There’s a difference between being data-driven and simply obsessed with numbers. And, it’s an important difference.
Data-driven companies understand that the value of data isn’t the data. Rather, value comes from the conclusions, decisions, and actions that result from the data. This is where they focus. The important role that data plays is to ensure that those conclusions, decisions, and actions are based in facts. Having fact-based evidence and putting it on an endless display are two very different things.
Data-driven companies also understand that data is part of a broader context. That broader context is made up of the organization’s strategy, its performance, the competitive landscape, and the organization’s history. Sometimes that context may even come from an individual’s experience.
When making decisions, data-driven companies take that broader context into account. They synthesize the data and context to create simple, fact-based recommendations and conclusions. While their statements are simple, they are not hollow. They can be backed up with detailed and specific data and analysis.
Data-driven organizations focus their discussions on the meaning and implications of their data. At the end of the day, data-driven organizations make faster, better decisions.
On the other hand, numbers-obsessed organizations act as if the value of data is in the data itself. This becomes their focus. These organizations put data front and center but don’t seem to talk about anything else. Their leaders spend more time memorizing the current value of every metric, “in case someone asks”, than they do in thinking about what those metrics mean.
In a numbers-obsessed organization, leaders insist that people walk them through every piece of the data prior to making a decision. They feel compelled to look at data even when they are already aware of the key points being made in the argument. Their reports and dashboard are full of numbers rather than simple answers.
Numbers-obsessed organizations focus their discussions on metrics and numbers. They often don’t get to the decision or when they do, it takes a lot longer. They either get mired in specific details and data points that don’t influence the decision in the first place or they never wind up talking about what all of those numbers mean.
Having, displaying, and talking about data does not make you data-driven. Being data-driven requires that you parlay that data into meaningful action. The best data-driven presentations take into account the greatest amount of data but show the least.
Is your organization truly data-driven or are you simply numbers obsessed? If you are spending more than about 10% of your time talking about numbers, you may be focused in the wrong place.

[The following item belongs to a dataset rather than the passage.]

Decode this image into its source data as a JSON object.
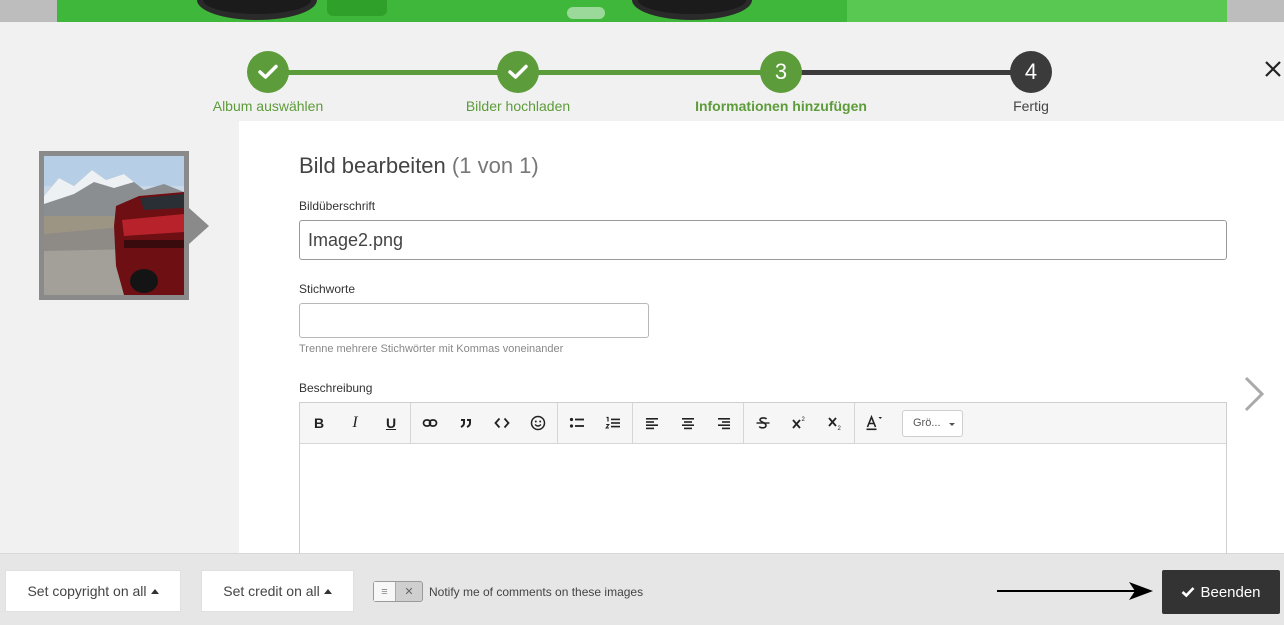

Are you data-data driven or obsessed with numbers?
Brad Kolar is a consultant, speaker, and author with Avail Advisors. Avail’s Rethinking Data workshop will help your organization make the shift from being obsessed with numbers to being truly data-driven.